"The real areas that will make it inconvenient are Melby (Drive) and Minnesota (Avenue), in particular, because they are dead ends and there being numerous homes out on those locations. But we will try to stage it in sequence with the contractor to make sure that we have capable bypasses around different areas on construction," Welte said.

The council voted unanimously to award all four alternative bids, pending approval from Rural Development, which is providing the funding.

Letter from Rural Development

"Rural Development did not concur with our amendment to the engineering agreement," Larson told the council.

The amendment to the contract was made during the council's April meeting due to the extra cost of rebidding projects associated with the sewer and water project to find lower bids. The extra cost associated with rebidding the projects was around $120,000.

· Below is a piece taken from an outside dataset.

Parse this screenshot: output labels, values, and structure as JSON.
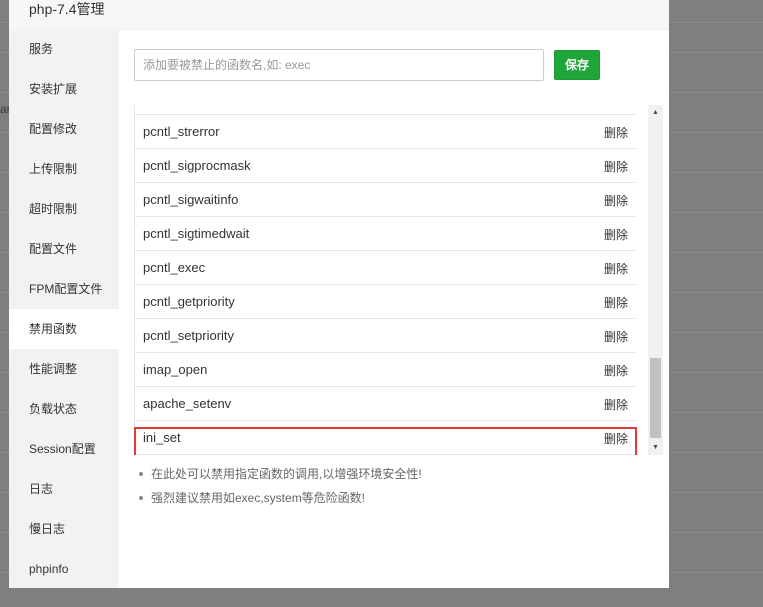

Mireau explained the letter further. "Rural Development looks at it as, you got a contract, you (then) align yourself with that contract, and that shouldn't need to be changed so you need to be careful about that. So they don't agree with that amendment," he said. "They basically need to agree with (it) or essentially those extra costs...we're (the city) going to have to come up with that money...and I do not know where that will come from."

Mireau reminded the council that rebidding the project saved the city a large amount of money - $160,000 on the sewer project alone - but the hard part now is getting Rural Development to concur that the rebidding expenses were necessary.

"How much money does that really cost to rebid?" asked council member Kirsten Wyffels. "Did they ever tell us that while rebidding - costs are going to incur?"

"One thing that threw me was the amount of it...120 grand," Mayor Brain Street said. "We're not talking five years worth of work here in this rebidding process and granted, they may have had to refigure/redraw a few things - but can we see an itemized list of the hours spent and what they were spent on to justify this cost?"

"Don be afraid to ask him (Welte) that," Mireau responded.

"The city is caught in the middle," Larson said. "Davey needs to work with Rural Development (on this)."

Both Mireau and Welte added that they are still working with Rural Development to find agreement on the cost.

"They're not in full agreement with us on the engineering amendment that we had discussed last time. (But) we knew they would want to go back and forth and argue with us on that," Welte told the council earlier in the meeting.